NATIONAL - Sickle cell disease affects millions of people. Researchers know what causes it and how it affects the body, but there's no cure.
Researcher Donald Abraham is excited about a potential new treatment for sickle cell disease. "It's the best thing I have seen in my what, 37 years in this field. It's by far the best. It has the best chance."
"It" is a treatment that could change sickle-shaped blood cells back to normal. Dr. Abraham says, "Anti-sickling will move it back to the donut shape, going from this to the donut shape."
Healthy red blood cells are round and flexible and easily squeezed through blood vessels. In sickle cell disease, the cells are stiff and crescent-shaped. They get stuck and block the flow of oxygen-rich blood to the limbs and organs.
Lucy Brown, 48, says, "Your joints ache, your stomach aches, your back aches, you can ache all over with it."
Brown was born with sickle cell disease. She takes medication to control painful episodes. "If there was something that could stop them completely, that would be a blessing. Yes, it would."
Doctor Abraham's anti-sickling molecule may be the answer to her prayers. "This molecule, 5-HMF, really is a breakdown product in many foods and in plants. So, it's really common in nature."
Researchers at Virginia Commonwealth University say 5-HMF works by attaching itself to red blood cells, increasing their supply of oxygen. Dr. Abraham says, "What you want to do to treat sickle cell is you want to oxygenate this because when it's in the oxygenated red form, it won't sickle."

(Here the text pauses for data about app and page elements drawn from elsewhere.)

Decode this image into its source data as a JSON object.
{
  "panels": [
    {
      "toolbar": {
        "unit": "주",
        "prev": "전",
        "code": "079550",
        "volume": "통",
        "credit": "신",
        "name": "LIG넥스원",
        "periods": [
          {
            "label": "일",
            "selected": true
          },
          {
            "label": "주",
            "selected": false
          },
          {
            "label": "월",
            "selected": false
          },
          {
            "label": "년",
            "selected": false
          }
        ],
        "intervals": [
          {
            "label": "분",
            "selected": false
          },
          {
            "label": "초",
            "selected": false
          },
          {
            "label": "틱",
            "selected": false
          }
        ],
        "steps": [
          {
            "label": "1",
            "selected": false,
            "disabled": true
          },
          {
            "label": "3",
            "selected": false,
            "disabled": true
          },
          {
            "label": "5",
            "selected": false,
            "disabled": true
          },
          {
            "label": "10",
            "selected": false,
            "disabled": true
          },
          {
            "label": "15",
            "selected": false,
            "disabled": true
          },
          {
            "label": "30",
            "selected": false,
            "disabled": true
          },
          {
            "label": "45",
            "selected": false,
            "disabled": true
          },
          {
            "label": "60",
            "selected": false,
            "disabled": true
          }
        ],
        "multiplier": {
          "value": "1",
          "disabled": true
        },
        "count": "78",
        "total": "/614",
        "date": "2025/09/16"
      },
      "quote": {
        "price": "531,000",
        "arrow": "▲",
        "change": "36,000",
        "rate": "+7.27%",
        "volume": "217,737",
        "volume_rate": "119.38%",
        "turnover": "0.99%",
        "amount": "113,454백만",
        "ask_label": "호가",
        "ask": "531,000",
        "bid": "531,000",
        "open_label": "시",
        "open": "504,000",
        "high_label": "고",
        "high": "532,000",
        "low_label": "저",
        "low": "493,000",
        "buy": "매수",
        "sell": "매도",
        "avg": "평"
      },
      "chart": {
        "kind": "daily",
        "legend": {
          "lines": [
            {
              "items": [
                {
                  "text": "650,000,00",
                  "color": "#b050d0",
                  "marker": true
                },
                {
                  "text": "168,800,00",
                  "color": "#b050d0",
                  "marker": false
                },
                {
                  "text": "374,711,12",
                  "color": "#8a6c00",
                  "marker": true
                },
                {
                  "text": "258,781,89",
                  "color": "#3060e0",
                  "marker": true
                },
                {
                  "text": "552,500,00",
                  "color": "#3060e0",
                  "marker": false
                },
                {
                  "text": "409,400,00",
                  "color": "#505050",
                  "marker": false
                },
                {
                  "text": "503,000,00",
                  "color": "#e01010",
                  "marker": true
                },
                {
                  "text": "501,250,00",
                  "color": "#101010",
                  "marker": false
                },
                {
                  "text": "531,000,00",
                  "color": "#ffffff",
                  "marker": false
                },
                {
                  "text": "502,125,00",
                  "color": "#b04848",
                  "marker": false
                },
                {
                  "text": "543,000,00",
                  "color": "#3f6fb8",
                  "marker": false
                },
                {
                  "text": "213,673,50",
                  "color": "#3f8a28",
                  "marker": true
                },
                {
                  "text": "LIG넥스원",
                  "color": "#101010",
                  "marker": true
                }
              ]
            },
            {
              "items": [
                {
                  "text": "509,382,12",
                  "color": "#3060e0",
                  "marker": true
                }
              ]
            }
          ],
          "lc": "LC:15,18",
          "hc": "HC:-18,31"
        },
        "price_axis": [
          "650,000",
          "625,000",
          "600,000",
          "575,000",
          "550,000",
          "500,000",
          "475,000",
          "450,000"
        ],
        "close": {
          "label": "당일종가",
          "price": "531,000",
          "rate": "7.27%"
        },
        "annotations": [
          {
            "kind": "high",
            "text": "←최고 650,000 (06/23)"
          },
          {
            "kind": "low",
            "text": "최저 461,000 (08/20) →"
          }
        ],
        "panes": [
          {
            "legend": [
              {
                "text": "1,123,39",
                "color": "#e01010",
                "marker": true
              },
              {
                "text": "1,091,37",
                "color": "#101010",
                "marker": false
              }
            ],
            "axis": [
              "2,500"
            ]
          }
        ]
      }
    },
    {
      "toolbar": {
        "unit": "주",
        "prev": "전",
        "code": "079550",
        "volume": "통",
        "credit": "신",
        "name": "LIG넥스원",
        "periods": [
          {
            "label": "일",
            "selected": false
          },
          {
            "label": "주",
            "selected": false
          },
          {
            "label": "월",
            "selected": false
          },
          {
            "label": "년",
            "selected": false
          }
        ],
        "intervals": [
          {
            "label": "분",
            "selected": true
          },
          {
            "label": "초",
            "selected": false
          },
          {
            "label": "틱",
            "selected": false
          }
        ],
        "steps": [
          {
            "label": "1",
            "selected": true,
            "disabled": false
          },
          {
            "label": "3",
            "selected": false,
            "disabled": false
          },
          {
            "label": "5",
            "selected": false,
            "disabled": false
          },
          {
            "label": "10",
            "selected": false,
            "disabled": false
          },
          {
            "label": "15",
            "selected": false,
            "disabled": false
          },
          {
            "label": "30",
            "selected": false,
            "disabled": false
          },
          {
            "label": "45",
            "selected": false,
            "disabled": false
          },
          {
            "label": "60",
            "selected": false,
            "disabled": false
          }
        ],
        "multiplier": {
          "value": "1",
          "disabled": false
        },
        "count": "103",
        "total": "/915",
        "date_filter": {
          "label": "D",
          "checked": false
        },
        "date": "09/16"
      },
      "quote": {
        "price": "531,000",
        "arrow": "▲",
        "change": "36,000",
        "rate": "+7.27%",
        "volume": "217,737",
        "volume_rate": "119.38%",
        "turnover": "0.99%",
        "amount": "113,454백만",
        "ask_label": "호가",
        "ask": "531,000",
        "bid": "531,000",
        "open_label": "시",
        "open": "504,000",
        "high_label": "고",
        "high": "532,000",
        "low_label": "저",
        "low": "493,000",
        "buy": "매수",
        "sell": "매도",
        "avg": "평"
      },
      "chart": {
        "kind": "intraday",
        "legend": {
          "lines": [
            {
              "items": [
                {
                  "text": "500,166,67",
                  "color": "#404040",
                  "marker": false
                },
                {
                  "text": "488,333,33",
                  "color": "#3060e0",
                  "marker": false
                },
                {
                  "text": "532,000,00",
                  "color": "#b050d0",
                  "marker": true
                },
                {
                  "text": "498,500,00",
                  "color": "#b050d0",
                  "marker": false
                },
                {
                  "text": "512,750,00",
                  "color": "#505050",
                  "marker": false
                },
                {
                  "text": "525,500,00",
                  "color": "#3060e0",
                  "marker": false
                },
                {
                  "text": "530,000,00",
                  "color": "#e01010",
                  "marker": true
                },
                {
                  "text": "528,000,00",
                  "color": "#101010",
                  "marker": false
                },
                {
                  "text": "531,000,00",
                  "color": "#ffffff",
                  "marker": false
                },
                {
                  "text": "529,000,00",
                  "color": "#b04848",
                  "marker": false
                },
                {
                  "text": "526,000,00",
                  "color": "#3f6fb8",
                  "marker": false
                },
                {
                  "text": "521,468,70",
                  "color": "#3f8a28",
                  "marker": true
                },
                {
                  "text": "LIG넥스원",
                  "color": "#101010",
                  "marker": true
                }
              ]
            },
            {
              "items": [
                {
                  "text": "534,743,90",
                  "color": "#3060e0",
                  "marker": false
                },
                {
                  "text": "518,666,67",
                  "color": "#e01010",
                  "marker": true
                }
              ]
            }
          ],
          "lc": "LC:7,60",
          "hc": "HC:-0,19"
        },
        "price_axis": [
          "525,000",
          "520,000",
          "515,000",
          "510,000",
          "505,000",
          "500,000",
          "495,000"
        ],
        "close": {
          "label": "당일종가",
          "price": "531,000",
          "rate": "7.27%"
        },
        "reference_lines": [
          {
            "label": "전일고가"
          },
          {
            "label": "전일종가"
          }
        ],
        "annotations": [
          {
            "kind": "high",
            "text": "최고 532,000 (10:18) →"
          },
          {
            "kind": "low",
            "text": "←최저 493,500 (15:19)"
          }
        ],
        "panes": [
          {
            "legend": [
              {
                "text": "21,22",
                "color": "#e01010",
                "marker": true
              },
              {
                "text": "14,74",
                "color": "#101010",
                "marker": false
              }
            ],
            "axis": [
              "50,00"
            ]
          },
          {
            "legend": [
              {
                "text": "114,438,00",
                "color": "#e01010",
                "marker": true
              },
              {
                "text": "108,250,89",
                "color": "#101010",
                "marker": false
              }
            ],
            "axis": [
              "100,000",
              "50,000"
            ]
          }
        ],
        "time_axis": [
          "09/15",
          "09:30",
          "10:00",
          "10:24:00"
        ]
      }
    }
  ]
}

A drug containing the molecule is in the works. Until then, Lucy remains on pins and needles coping with the pain.
The national Heart, Lung and Blood Institute is funding studies on 5-HMF. It may take years before it's available to patients.
Xechem International has already signed on to market the drug.